Homer was referred to Hospice of Southern Ohio for lung cancer. He was born and raised in West Virginia. The best way to describe Homer is a graying Abraham Lincoln, tall, thin, his hair combed straight back with sharp chiseled facial features. Years ago, Homer’s wife left him with seven minor children, which he raised on his own. He affirmed, “I’ve raised good kids” and he did. His sons recounted how he was both a father and mother and declared, “He stuck by us, so we are sticking by him.” And they did.
Homer had little formal education and was unpolished, but he was a thinking man, a deeply thinking man. One day he disclosed, “I always felt like maybe God wanted me to be a preacher. But now I can’t get anywhere to preach to anybody anyway.” He shared how he would have a cup of coffee with God in the mornings and just meditate, “Whole sermons would come to me; things I never thought of before or heard anybody else talk about. Once I wrote out a whole sermon and gave it to a preacher and he used it one Sunday.” He paused for a few seconds and then continued, “I’m convinced that God wants to speak to us more than we are wanting to listen.” He illustrated his point with a story.
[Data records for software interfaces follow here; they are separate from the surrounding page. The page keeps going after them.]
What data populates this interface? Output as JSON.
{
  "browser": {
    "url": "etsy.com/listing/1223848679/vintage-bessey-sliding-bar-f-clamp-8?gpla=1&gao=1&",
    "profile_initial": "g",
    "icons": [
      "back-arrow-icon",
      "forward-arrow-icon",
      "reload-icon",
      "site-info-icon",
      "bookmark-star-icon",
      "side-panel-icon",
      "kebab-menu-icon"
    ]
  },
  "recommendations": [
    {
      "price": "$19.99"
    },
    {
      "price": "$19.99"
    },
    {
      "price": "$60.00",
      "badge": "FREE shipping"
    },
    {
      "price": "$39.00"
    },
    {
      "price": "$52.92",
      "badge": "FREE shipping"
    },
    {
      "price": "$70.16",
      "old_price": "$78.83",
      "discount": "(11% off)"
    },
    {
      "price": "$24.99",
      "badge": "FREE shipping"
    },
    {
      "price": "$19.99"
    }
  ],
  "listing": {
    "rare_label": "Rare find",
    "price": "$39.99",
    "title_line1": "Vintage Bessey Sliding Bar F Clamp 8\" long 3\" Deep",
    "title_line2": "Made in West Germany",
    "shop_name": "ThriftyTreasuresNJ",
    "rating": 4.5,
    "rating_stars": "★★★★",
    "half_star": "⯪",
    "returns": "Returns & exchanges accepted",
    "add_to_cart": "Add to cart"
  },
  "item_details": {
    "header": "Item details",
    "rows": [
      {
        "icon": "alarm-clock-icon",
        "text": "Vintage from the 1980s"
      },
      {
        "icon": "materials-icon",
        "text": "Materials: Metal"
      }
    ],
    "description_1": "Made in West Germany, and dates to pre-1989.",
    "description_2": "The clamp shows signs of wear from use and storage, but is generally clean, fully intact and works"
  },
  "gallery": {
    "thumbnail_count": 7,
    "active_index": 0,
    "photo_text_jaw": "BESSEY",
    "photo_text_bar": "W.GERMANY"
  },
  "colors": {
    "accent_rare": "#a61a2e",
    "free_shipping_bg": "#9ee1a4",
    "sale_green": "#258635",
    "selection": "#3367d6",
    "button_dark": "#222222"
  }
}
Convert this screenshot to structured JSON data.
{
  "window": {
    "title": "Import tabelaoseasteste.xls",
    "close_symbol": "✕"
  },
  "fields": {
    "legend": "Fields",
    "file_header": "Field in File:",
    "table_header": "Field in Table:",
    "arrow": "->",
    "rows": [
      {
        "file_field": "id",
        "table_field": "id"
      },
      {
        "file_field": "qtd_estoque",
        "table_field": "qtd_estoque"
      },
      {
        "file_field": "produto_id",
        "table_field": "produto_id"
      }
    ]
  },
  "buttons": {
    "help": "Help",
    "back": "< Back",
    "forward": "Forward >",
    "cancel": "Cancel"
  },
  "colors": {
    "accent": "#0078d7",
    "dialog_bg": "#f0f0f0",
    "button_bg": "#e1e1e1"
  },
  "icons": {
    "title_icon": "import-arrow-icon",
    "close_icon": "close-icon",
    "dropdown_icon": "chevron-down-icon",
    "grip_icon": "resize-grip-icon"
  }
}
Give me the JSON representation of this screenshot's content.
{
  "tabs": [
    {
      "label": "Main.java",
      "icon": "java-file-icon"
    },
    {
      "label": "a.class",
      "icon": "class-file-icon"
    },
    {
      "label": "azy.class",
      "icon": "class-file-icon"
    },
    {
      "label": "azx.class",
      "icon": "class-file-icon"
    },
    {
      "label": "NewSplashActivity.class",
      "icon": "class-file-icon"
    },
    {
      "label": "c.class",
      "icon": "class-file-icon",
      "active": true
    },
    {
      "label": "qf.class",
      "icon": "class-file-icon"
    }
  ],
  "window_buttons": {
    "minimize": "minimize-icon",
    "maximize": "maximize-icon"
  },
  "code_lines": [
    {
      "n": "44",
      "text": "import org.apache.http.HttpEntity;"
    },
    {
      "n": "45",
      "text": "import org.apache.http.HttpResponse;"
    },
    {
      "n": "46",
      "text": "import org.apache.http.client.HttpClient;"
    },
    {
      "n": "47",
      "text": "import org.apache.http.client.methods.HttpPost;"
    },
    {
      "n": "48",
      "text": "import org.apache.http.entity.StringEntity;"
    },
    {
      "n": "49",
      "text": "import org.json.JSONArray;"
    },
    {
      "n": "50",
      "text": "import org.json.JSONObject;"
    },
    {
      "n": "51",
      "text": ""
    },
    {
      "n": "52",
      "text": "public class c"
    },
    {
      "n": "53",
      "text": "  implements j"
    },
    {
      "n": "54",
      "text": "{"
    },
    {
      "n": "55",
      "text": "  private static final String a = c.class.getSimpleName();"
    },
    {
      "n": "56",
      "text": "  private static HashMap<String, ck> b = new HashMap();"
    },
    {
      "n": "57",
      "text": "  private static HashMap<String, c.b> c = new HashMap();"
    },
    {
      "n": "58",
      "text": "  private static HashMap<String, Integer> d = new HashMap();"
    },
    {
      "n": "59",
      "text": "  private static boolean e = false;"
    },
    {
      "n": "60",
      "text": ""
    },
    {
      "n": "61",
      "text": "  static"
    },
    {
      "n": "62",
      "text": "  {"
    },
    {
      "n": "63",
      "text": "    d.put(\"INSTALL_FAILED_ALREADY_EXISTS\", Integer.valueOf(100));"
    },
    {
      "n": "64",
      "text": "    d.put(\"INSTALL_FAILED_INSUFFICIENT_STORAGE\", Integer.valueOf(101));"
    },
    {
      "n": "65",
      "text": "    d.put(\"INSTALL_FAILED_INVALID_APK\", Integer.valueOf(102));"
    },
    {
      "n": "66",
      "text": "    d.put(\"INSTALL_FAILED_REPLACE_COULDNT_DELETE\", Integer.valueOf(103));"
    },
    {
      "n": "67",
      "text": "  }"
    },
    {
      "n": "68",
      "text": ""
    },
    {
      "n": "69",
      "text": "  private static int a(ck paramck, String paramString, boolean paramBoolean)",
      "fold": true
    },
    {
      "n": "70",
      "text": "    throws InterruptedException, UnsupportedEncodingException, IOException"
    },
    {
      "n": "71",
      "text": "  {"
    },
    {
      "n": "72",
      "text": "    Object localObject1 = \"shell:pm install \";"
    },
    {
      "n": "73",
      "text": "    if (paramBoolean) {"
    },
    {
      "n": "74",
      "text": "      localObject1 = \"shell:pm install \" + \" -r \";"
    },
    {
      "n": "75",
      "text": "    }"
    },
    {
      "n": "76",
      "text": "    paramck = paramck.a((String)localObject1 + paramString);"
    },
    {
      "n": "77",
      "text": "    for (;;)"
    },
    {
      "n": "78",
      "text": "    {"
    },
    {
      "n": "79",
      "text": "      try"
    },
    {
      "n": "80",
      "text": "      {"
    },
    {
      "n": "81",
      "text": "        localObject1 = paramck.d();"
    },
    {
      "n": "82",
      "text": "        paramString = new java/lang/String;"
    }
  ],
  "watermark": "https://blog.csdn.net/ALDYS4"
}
Homer recounted, “About five years ago I stepped out on my front porch and God spoke to me. He told me, ‘There’s going to be a day of judgement, you better get ready.’ He told me I needed to get ready for myself and for my children’s benefit; because I didn’t have any life insurance or money to pay for a funeral. I wasn’t sick or anything, so I ignored it. Then God spoke to me again about a year later, but I ignored it again. Then, a couple of years ago, God spoke to me a third time. He again told me, ‘You better get ready’, but this time he also told me I wouldn’t live to see my 70th birthday. This time I listened. I started making payments on a vault and cemetery lot. I have them paid for but my kids will still have to make payments on my funeral. Now I am 69 and have cancer and it doesn’t look like I’m going to see 70. If only I’d listened to him the first time it would all be paid for by now. I’m convinced that God wants to speak to us much more than we want to listen.”
Homer’s story reminds me of the prophet Elijah (I Kings 17-19). I believe most of us can identify with him. One minute he’s on the mountaintop and the next minute he’s running for his life. He boldly confronted Ahab, the wickedest King of Israel. But, when King Ahab’s wife, Jezebel, threatened Elijah he ran for the border. While hiding out in the wilderness he entered a cave to sleep for the night. There God said, “Go out and stand on the mountain before the Lord. And behold the Lord passed by and a great strong wind tore into the mountains…but the Lord was not in the wind; and after the wind an earthquake, but the Lord was not in the earthquake; and after the earthquake a fire, but the Lord was not in the fire; and after the fire a still small voice.” (I Kings 19:11-13)
Homer and Elijah both discovered that God usually speaks to us in “a still small voice”. Perhaps, so that only those who are really listening will hear. So let’s learn from Homer and Elijah. Let’s have “ears to hear” (Matthew 11:15) and hearts to obey. Perhaps then we won’t end up saying to ourselves, “If only I’d listened to Him the first time.”